Record excerpts: Begin

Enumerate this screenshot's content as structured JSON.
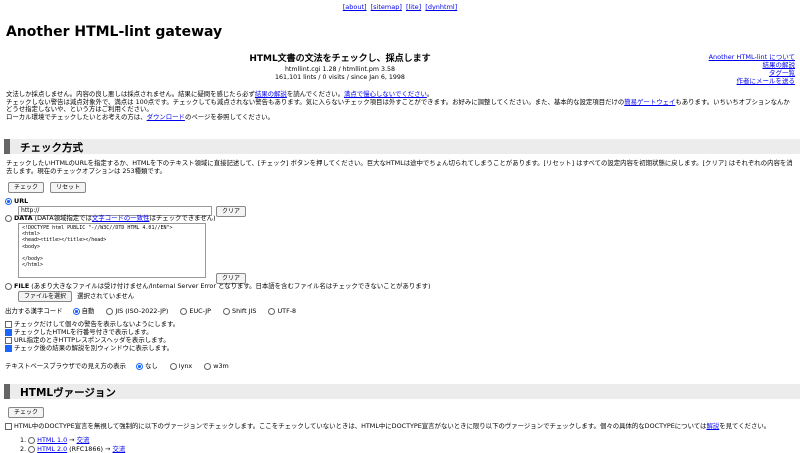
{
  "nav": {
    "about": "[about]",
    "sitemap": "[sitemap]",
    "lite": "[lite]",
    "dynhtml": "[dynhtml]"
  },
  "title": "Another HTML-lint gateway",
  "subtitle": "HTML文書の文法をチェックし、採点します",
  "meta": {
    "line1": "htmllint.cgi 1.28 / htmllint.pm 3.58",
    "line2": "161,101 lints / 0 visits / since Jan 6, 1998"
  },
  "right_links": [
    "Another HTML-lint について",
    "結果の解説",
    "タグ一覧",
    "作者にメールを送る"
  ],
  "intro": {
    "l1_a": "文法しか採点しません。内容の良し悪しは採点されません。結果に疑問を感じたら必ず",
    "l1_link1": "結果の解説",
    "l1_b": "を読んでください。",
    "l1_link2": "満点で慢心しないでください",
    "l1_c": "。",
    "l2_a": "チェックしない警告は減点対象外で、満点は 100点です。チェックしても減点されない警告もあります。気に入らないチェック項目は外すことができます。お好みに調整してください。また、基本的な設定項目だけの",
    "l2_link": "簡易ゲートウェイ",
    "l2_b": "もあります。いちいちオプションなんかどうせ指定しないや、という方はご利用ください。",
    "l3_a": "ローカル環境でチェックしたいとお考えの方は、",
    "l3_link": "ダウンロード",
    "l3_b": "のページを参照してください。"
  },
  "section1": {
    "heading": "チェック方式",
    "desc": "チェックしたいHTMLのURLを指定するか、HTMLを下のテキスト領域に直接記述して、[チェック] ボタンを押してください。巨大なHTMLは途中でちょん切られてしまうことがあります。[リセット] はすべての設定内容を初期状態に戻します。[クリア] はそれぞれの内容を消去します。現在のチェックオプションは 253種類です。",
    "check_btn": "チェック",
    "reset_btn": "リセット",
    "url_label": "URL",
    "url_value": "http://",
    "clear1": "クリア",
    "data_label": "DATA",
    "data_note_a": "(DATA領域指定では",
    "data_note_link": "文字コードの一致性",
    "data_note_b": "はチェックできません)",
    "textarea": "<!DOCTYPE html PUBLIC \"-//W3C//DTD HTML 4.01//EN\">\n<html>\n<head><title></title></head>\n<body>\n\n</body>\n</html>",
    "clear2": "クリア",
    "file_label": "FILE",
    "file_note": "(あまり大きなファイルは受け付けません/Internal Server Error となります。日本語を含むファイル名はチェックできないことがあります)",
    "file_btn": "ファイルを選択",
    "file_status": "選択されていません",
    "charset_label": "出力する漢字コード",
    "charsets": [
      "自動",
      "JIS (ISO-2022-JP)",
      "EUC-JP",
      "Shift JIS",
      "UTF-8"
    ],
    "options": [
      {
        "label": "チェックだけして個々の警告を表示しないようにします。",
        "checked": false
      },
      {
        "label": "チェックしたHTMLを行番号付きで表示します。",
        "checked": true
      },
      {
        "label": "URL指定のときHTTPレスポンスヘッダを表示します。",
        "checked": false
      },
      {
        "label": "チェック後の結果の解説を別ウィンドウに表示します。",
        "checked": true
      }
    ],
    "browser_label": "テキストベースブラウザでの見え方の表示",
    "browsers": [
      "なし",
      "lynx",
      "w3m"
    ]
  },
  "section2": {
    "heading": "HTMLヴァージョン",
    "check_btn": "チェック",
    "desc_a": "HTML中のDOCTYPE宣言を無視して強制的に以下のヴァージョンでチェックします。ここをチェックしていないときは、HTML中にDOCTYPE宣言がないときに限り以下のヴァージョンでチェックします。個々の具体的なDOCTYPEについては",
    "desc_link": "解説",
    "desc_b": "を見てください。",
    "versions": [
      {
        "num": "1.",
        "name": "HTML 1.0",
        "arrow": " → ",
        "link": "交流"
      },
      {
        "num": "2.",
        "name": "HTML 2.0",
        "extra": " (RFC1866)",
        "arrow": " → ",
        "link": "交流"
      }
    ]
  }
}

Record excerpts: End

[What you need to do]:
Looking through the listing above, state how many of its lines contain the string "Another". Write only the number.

[Reply to the task]:
2